** ACTION ITEM **
Within the entries below, find each line containing the word "person" and copy it.

Collected data entries:
▼
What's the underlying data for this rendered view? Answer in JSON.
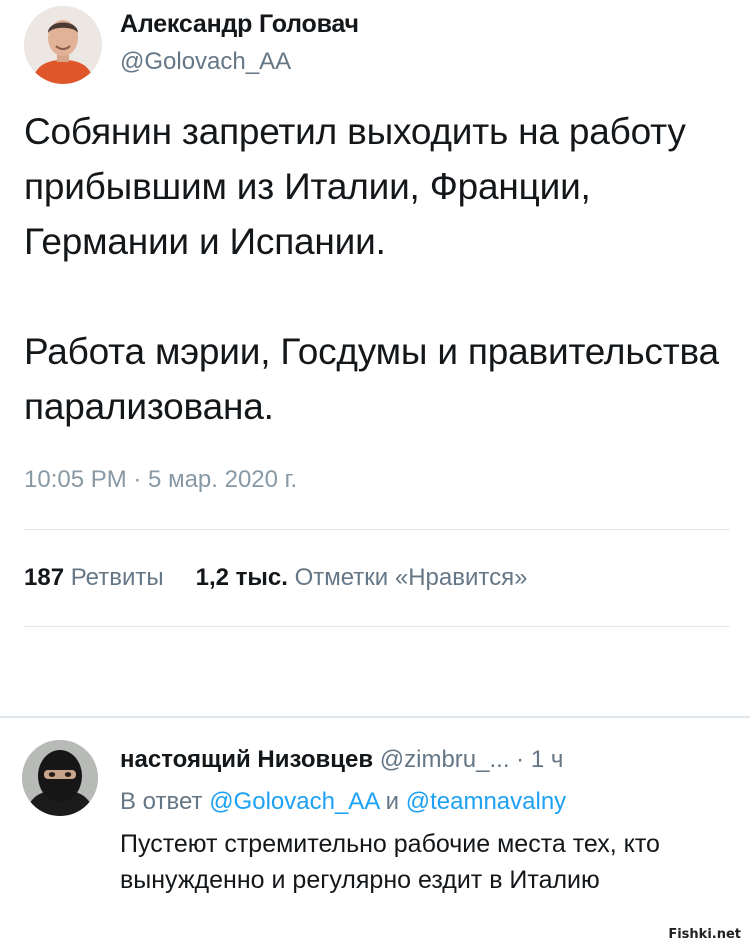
{
  "tweet": {
    "author_name": "Александр Головач",
    "author_handle": "@Golovach_AA",
    "text": "Собянин запретил выходить на работу прибывшим из Италии, Франции, Германии и Испании.\n\nРабота мэрии, Госдумы и правительства парализована.",
    "timestamp": "10:05 PM · 5 мар. 2020 г.",
    "retweets_count": "187",
    "retweets_label": "Ретвиты",
    "likes_count": "1,2 тыс.",
    "likes_label": "Отметки «Нравится»",
    "avatar_icon": "person-avatar-icon"
  },
  "reply": {
    "author_name": "настоящий Низовцев",
    "author_handle": "@zimbru_...",
    "separator": "·",
    "time": "1 ч",
    "in_reply_to_label": "В ответ",
    "mention_1": "@Golovach_AA",
    "conjunction": "и",
    "mention_2": "@teamnavalny",
    "text": "Пустеют стремительно рабочие места тех, кто вынужденно и регулярно ездит в Италию",
    "avatar_icon": "masked-person-avatar-icon"
  },
  "watermark": "Fishki.net",
  "colors": {
    "text": "#14171a",
    "secondary": "#657786",
    "timestamp": "#8899a6",
    "link": "#1da1f2",
    "divider": "#e1e8ed"
  }
}
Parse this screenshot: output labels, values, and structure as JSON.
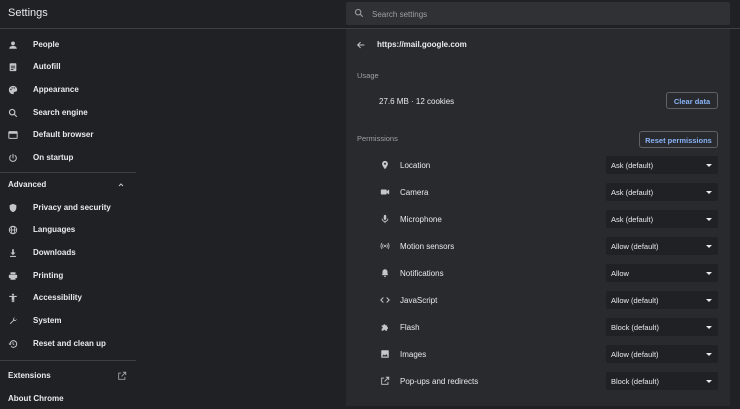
{
  "header": {
    "title": "Settings",
    "search_placeholder": "Search settings"
  },
  "sidebar": {
    "items": [
      {
        "label": "People",
        "icon": "person-icon"
      },
      {
        "label": "Autofill",
        "icon": "clipboard-icon"
      },
      {
        "label": "Appearance",
        "icon": "palette-icon"
      },
      {
        "label": "Search engine",
        "icon": "search-icon"
      },
      {
        "label": "Default browser",
        "icon": "browser-icon"
      },
      {
        "label": "On startup",
        "icon": "power-icon"
      }
    ],
    "advanced_label": "Advanced",
    "advanced_items": [
      {
        "label": "Privacy and security",
        "icon": "shield-icon"
      },
      {
        "label": "Languages",
        "icon": "globe-icon"
      },
      {
        "label": "Downloads",
        "icon": "download-icon"
      },
      {
        "label": "Printing",
        "icon": "printer-icon"
      },
      {
        "label": "Accessibility",
        "icon": "accessibility-icon"
      },
      {
        "label": "System",
        "icon": "wrench-icon"
      },
      {
        "label": "Reset and clean up",
        "icon": "history-icon"
      }
    ],
    "extensions_label": "Extensions",
    "about_label": "About Chrome"
  },
  "site": {
    "url": "https://mail.google.com",
    "usage_label": "Usage",
    "usage_text": "27.6 MB · 12 cookies",
    "clear_button": "Clear data",
    "permissions_label": "Permissions",
    "reset_button": "Reset permissions",
    "permissions": [
      {
        "label": "Location",
        "value": "Ask (default)",
        "icon": "location-icon"
      },
      {
        "label": "Camera",
        "value": "Ask (default)",
        "icon": "camera-icon"
      },
      {
        "label": "Microphone",
        "value": "Ask (default)",
        "icon": "microphone-icon"
      },
      {
        "label": "Motion sensors",
        "value": "Allow (default)",
        "icon": "motion-sensor-icon"
      },
      {
        "label": "Notifications",
        "value": "Allow",
        "icon": "bell-icon"
      },
      {
        "label": "JavaScript",
        "value": "Allow (default)",
        "icon": "code-icon"
      },
      {
        "label": "Flash",
        "value": "Block (default)",
        "icon": "puzzle-icon"
      },
      {
        "label": "Images",
        "value": "Allow (default)",
        "icon": "image-icon"
      },
      {
        "label": "Pop-ups and redirects",
        "value": "Block (default)",
        "icon": "open-external-icon"
      }
    ]
  },
  "colors": {
    "background": "#202124",
    "panel": "#292a2d",
    "accent": "#8ab4f8",
    "text": "#e8eaed"
  }
}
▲
** OUTPUT BELOW **
    "avatar_icon": "person-avatar-icon"
    "avatar_icon": "masked-person-avatar-icon"
        "icon": "person-icon"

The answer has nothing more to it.